And don’t we do the very same thing, friends? When we’ve blown it again, and find ourselves in that familiar place of confession, we wonder, “Why in the world would He ever take me back?” Our natural response is to turn and hide from Him in shame, to continue to wallow in the sorrow of our sin. We even ask ourselves how bad we have to feel before we can go back again! But God commands us to run to Him! And do you know why? Because the basis of your acceptance is not your worth to Him, but His worth to Him! All your hope rests on how much the glory of His name means to Him!
And do you know why else? Because there’s nowhere else to go. Seriously. Where would you go? Who else can forgive your sin? Who else can profit? Who else can deliver? Who else can make you “stand in the presence of His glory blameless with great joy” (Jude 1:24)? Nobody can. Just as He taught Adam and Eve by replacing their fig leaves with loincloths: Only God can provide covering for sin (cf. Gen 3:21).
Don’t Run From, Run To
And so when you’re in that familiar spot—on your face again, confessing that same sin again, after asking for another king to rule over you again—don’t fear. Don’t wallow in your guilt. Don’t try to make atonement. Yes, you have committed all this evil, but don’t respond to that sinful impulse to hide from Christ. There is no one else who can deliver you from that sin. So don’t turn aside from following Him. Pursue Him all the more. He won’t abandon you, because He’s been pleased to make you a people for Himself. And because He has given His Word, He pursues your benefit with the same allegiance that He has for His own name. Spurgeon says, “I tell you, if He were to shut you out, dear soul, whoever you may be, … [He would] alter His whole character and un-Christ Himself.” Spurgeon says, He wouldn’t be Jesus anymore! But of course our Lord is the same, yesterday, today, and forever.
This is God’s covenant faithfulness. His faithfulness to Himself is the basis of His faithfulness to His people. And may that reality delightfully compel your faithfulness to Him as you walk by faith in Christ Jesus.

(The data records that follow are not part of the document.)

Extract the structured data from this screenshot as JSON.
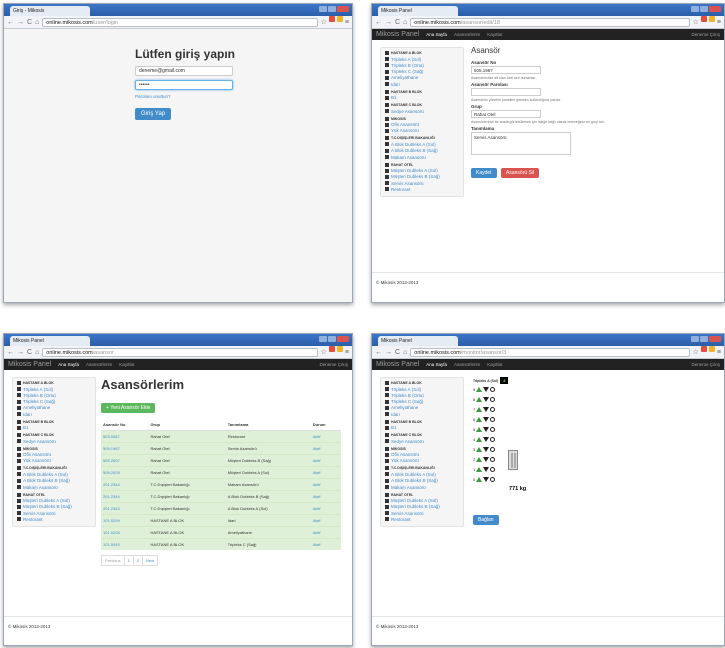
{
  "screen1": {
    "tab_title": "Giriş - Mikosis",
    "url_host": "online.mikosis.com",
    "url_path": "/user/login",
    "login_title": "Lütfen giriş yapın",
    "email_value": "deneme@gmail.com",
    "password_value": "••••••",
    "forgot_link": "Parolanı unuttun?",
    "login_button": "Giriş Yap"
  },
  "nav": {
    "brand": "Mikosis Panel",
    "home": "Ana Sayfa",
    "elevators": "Asansörlerim",
    "records": "Kayıtlar",
    "logout": "Deneme Çıkış"
  },
  "screen2": {
    "tab_title": "Mikosis Panel",
    "url_host": "online.mikosis.com",
    "url_path": "/asansor/edit/18",
    "title": "Asansör",
    "no_label": "Asansör No",
    "no_value": "505.1987",
    "no_help": "Asansörünüze ait olan özel seri numarası.",
    "pwd_label": "Asansör Parolası",
    "pwd_value": "",
    "pwd_help": "Asansörün yönetim paneline girerken kullandığınız parola.",
    "group_label": "Grup",
    "group_value": "Rahat Otel",
    "group_help": "Asansörlerinizi bir arada görüntülemek için isteğe bağlı olarak vereceğiniz bir grup adı.",
    "desc_label": "Tanımlama",
    "desc_value": "Servis Asansörü",
    "save_button": "Kaydet",
    "delete_button": "Asansörü Sil"
  },
  "sidebar": [
    {
      "section": "HASTANE A BLOK",
      "items": [
        "Tripleks A (Sol)",
        "Tripleks B (Orta)",
        "Tripleks C (Sağ)",
        "Ameliyathane",
        "Idari"
      ]
    },
    {
      "section": "HASTANE B BLOK",
      "items": [
        "B1"
      ]
    },
    {
      "section": "HASTANE C BLOK",
      "items": [
        "Sedye Asansörü"
      ]
    },
    {
      "section": "MIKOSIS",
      "items": [
        "Ofis Asansörü",
        "Yük Asansörü"
      ]
    },
    {
      "section": "T.C.DIŞIŞLERI BAKANLIĞI",
      "items": [
        "A Blok Dubleks A (Sol)",
        "A Blok Dubleks B (Sağ)",
        "Makam Asansörü"
      ]
    },
    {
      "section": "RAHAT OTEL",
      "items": [
        "Müşteri Dubleks A (Sol)",
        "Müşteri Dubleks B (Sağ)",
        "Servis Asansörü",
        "Restorant"
      ]
    }
  ],
  "footer": "© Mikosis 2012-2013",
  "screen3": {
    "tab_title": "Mikosis Panel",
    "url_host": "online.mikosis.com",
    "url_path": "/asansor",
    "title": "Asansörlerim",
    "new_button": "+ Yeni Asansör Ekle",
    "columns": [
      "Asansör No",
      "Grup",
      "Tanımlama",
      "Durum"
    ],
    "rows": [
      [
        "503.0087",
        "Rahat Otel",
        "Restorant",
        "Aktif"
      ],
      [
        "505.1987",
        "Rahat Otel",
        "Servis Asansörü",
        "Aktif"
      ],
      [
        "505.2007",
        "Rahat Otel",
        "Müşteri Dubleks B (Sağ)",
        "Aktif"
      ],
      [
        "505.2025",
        "Rahat Otel",
        "Müşteri Dubleks A (Sol)",
        "Aktif"
      ],
      [
        "201.2344",
        "T.C.Dışişleri Bakanlığı",
        "Makam Asansörü",
        "Aktif"
      ],
      [
        "201.2344",
        "T.C.Dışişleri Bakanlığı",
        "A Blok Dubleks B (Sağ)",
        "Aktif"
      ],
      [
        "201.2343",
        "T.C.Dışişleri Bakanlığı",
        "A Blok Dubleks A (Sol)",
        "Aktif"
      ],
      [
        "101.0209",
        "HASTANE A BLOK",
        "Idari",
        "Aktif"
      ],
      [
        "101.0208",
        "HASTANE A BLOK",
        "Ameliyathane",
        "Aktif"
      ],
      [
        "101.0049",
        "HASTANE A BLOK",
        "Tripleks C (Sağ)",
        "Aktif"
      ]
    ],
    "pager": {
      "prev": "Previous",
      "p1": "1",
      "p2": "2",
      "next": "Next"
    }
  },
  "screen4": {
    "tab_title": "Mikosis Panel",
    "url_host": "online.mikosis.com",
    "url_path": "/monitor/asansor/3",
    "header": "Tripleks A (Sol)",
    "badge": "4",
    "floors": [
      "9",
      "8",
      "7",
      "6",
      "5",
      "4",
      "3",
      "2",
      "1",
      "0"
    ],
    "weight": "771 kg",
    "connect_button": "Bağlan"
  }
}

UPDATE: I’ve since had the opportunity to preach this as part of a sermon on 1 Samuel 12:19-25. You can listen to the whole sermon here.